Problem to work on:
I would like every record printed again, exactly as shown.

Stored records:
▶

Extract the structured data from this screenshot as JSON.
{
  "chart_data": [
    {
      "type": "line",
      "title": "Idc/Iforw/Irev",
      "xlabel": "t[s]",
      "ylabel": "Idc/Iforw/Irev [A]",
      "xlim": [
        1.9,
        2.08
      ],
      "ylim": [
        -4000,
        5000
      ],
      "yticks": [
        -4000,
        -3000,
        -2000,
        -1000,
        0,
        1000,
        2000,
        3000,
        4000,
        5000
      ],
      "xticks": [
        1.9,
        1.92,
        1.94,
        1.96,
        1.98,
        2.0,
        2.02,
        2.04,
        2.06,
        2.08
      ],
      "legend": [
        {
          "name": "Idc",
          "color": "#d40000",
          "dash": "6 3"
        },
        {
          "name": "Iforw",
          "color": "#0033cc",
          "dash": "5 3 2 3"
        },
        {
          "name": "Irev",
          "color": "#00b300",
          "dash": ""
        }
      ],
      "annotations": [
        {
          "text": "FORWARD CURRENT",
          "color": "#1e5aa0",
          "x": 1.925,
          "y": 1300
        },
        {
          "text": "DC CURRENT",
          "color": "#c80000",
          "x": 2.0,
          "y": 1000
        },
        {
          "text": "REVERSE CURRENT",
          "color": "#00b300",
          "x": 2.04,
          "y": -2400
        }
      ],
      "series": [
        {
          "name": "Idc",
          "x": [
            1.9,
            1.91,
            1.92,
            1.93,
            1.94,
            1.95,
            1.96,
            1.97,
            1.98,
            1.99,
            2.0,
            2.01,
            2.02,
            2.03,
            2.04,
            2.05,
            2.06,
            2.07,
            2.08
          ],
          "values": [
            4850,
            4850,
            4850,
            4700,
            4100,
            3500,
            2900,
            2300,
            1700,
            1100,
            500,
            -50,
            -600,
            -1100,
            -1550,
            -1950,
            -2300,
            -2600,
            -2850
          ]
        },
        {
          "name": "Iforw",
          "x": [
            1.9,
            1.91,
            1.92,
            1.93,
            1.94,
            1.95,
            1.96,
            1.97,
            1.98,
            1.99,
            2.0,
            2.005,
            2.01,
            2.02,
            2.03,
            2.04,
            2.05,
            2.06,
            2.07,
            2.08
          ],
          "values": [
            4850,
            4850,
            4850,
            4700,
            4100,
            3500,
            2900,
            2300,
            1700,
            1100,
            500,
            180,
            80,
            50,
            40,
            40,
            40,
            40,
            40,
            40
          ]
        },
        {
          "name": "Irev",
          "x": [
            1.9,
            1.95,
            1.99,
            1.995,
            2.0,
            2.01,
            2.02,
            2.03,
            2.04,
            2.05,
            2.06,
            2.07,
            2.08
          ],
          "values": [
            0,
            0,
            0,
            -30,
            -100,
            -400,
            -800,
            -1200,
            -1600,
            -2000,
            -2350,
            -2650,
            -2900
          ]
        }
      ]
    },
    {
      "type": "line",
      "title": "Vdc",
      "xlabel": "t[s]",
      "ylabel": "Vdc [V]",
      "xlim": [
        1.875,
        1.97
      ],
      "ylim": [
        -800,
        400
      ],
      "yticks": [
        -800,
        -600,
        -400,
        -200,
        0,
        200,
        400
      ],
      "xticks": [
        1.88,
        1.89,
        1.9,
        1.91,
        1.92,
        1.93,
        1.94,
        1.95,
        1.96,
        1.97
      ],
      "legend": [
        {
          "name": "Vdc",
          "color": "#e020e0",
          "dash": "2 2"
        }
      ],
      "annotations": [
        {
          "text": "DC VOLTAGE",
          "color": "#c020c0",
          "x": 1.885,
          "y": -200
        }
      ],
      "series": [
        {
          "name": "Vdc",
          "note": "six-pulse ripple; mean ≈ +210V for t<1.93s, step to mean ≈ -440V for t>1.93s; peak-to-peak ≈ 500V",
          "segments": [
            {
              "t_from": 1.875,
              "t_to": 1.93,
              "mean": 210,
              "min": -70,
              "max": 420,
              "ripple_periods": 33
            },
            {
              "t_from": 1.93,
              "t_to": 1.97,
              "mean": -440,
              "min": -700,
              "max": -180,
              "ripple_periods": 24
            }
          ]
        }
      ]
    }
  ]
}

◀

Worked solution:
Extract the structured data from this screenshot as JSON.
{
  "chart_data": [
    {
      "type": "line",
      "title": "Idc/Iforw/Irev",
      "xlabel": "t[s]",
      "ylabel": "Idc/Iforw/Irev [A]",
      "xlim": [
        1.9,
        2.08
      ],
      "ylim": [
        -4000,
        5000
      ],
      "yticks": [
        -4000,
        -3000,
        -2000,
        -1000,
        0,
        1000,
        2000,
        3000,
        4000,
        5000
      ],
      "xticks": [
        1.9,
        1.92,
        1.94,
        1.96,
        1.98,
        2.0,
        2.02,
        2.04,
        2.06,
        2.08
      ],
      "legend": [
        {
          "name": "Idc",
          "color": "#d40000",
          "dash": "6 3"
        },
        {
          "name": "Iforw",
          "color": "#0033cc",
          "dash": "5 3 2 3"
        },
        {
          "name": "Irev",
          "color": "#00b300",
          "dash": ""
        }
      ],
      "annotations": [
        {
          "text": "FORWARD CURRENT",
          "color": "#1e5aa0",
          "x": 1.925,
          "y": 1300
        },
        {
          "text": "DC CURRENT",
          "color": "#c80000",
          "x": 2.0,
          "y": 1000
        },
        {
          "text": "REVERSE CURRENT",
          "color": "#00b300",
          "x": 2.04,
          "y": -2400
        }
      ],
      "series": [
        {
          "name": "Idc",
          "x": [
            1.9,
            1.91,
            1.92,
            1.93,
            1.94,
            1.95,
            1.96,
            1.97,
            1.98,
            1.99,
            2.0,
            2.01,
            2.02,
            2.03,
            2.04,
            2.05,
            2.06,
            2.07,
            2.08
          ],
          "values": [
            4850,
            4850,
            4850,
            4700,
            4100,
            3500,
            2900,
            2300,
            1700,
            1100,
            500,
            -50,
            -600,
            -1100,
            -1550,
            -1950,
            -2300,
            -2600,
            -2850
          ]
        },
        {
          "name": "Iforw",
          "x": [
            1.9,
            1.91,
            1.92,
            1.93,
            1.94,
            1.95,
            1.96,
            1.97,
            1.98,
            1.99,
            2.0,
            2.005,
            2.01,
            2.02,
            2.03,
            2.04,
            2.05,
            2.06,
            2.07,
            2.08
          ],
          "values": [
            4850,
            4850,
            4850,
            4700,
            4100,
            3500,
            2900,
            2300,
            1700,
            1100,
            500,
            180,
            80,
            50,
            40,
            40,
            40,
            40,
            40,
            40
          ]
        },
        {
          "name": "Irev",
          "x": [
            1.9,
            1.95,
            1.99,
            1.995,
            2.0,
            2.01,
            2.02,
            2.03,
            2.04,
            2.05,
            2.06,
            2.07,
            2.08
          ],
          "values": [
            0,
            0,
            0,
            -30,
            -100,
            -400,
            -800,
            -1200,
            -1600,
            -2000,
            -2350,
            -2650,
            -2900
          ]
        }
      ]
    },
    {
      "type": "line",
      "title": "Vdc",
      "xlabel": "t[s]",
      "ylabel": "Vdc [V]",
      "xlim": [
        1.875,
        1.97
      ],
      "ylim": [
        -800,
        400
      ],
      "yticks": [
        -800,
        -600,
        -400,
        -200,
        0,
        200,
        400
      ],
      "xticks": [
        1.88,
        1.89,
        1.9,
        1.91,
        1.92,
        1.93,
        1.94,
        1.95,
        1.96,
        1.97
      ],
      "legend": [
        {
          "name": "Vdc",
          "color": "#e020e0",
          "dash": "2 2"
        }
      ],
      "annotations": [
        {
          "text": "DC VOLTAGE",
          "color": "#c020c0",
          "x": 1.885,
          "y": -200
        }
      ],
      "series": [
        {
          "name": "Vdc",
          "note": "six-pulse ripple; mean ≈ +210V for t<1.93s, step to mean ≈ -440V for t>1.93s; peak-to-peak ≈ 500V",
          "segments": [
            {
              "t_from": 1.875,
              "t_to": 1.93,
              "mean": 210,
              "min": -70,
              "max": 420,
              "ripple_periods": 33
            },
            {
              "t_from": 1.93,
              "t_to": 1.97,
              "mean": -440,
              "min": -700,
              "max": -180,
              "ripple_periods": 24
            }
          ]
        }
      ]
    }
  ]
}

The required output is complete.